◆ **Task goal**
Each line below must be reproduced exactly as it stands. Pictures stay out of the copy.
┌──
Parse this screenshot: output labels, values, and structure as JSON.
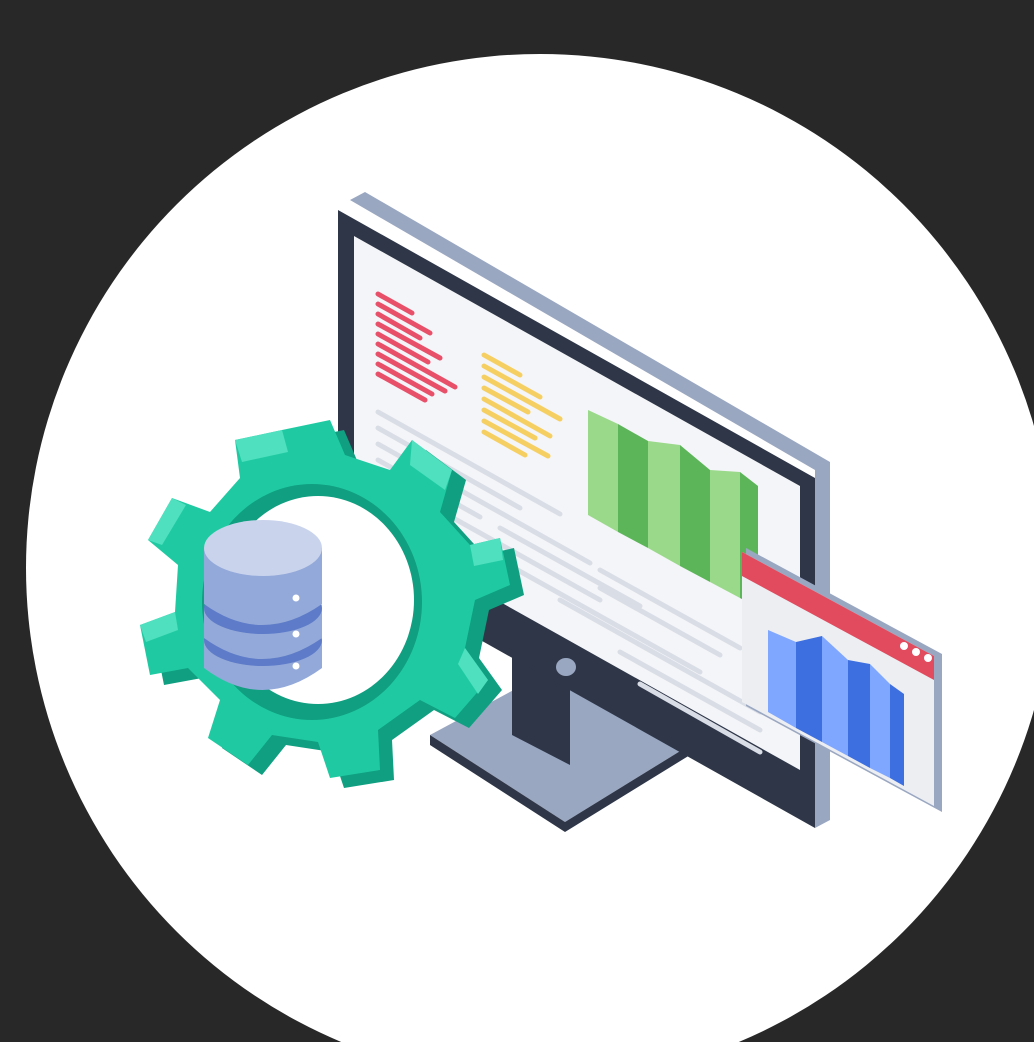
{
  "colors": {
    "background": "#282828",
    "circle": "#ffffff",
    "gear_main": "#1fcaa2",
    "gear_light": "#4fe0bf",
    "gear_dark": "#109f80",
    "database_top": "#c9d3ec",
    "database_side": "#93a9d9",
    "database_band": "#5d7bc8",
    "monitor_bezel": "#2e3648",
    "monitor_back": "#9aa7c1",
    "screen": "#f4f5f8",
    "code_red": "#e8506a",
    "code_yellow": "#f6cf63",
    "chart_green_light": "#9ad98a",
    "chart_green_dark": "#5db55a",
    "text_lines": "#d9dde6",
    "popup_header": "#e24a5e",
    "popup_body": "#eceef2",
    "popup_bars_light": "#7fa7ff",
    "popup_bars_dark": "#3d6fe0"
  },
  "icons": {
    "gear": "gear-icon",
    "database": "database-icon",
    "monitor": "monitor-icon",
    "window": "chart-window-icon"
  }
}
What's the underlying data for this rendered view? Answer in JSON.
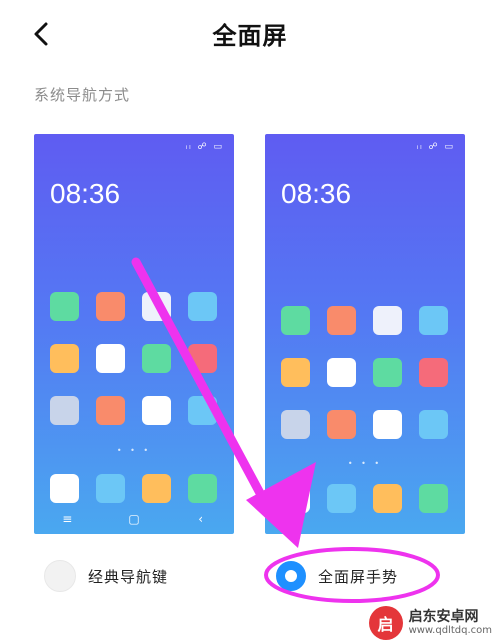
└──
◆ **Solution for this problem**
Parse this screenshot: output labels, values, and structure as JSON.
{
  "colors": {
    "background": "#282828",
    "circle": "#ffffff",
    "gear_main": "#1fcaa2",
    "gear_light": "#4fe0bf",
    "gear_dark": "#109f80",
    "database_top": "#c9d3ec",
    "database_side": "#93a9d9",
    "database_band": "#5d7bc8",
    "monitor_bezel": "#2e3648",
    "monitor_back": "#9aa7c1",
    "screen": "#f4f5f8",
    "code_red": "#e8506a",
    "code_yellow": "#f6cf63",
    "chart_green_light": "#9ad98a",
    "chart_green_dark": "#5db55a",
    "text_lines": "#d9dde6",
    "popup_header": "#e24a5e",
    "popup_body": "#eceef2",
    "popup_bars_light": "#7fa7ff",
    "popup_bars_dark": "#3d6fe0"
  },
  "icons": {
    "gear": "gear-icon",
    "database": "database-icon",
    "monitor": "monitor-icon",
    "window": "chart-window-icon"
  }
}
What's the underlying data for this rendered view? Answer in JSON.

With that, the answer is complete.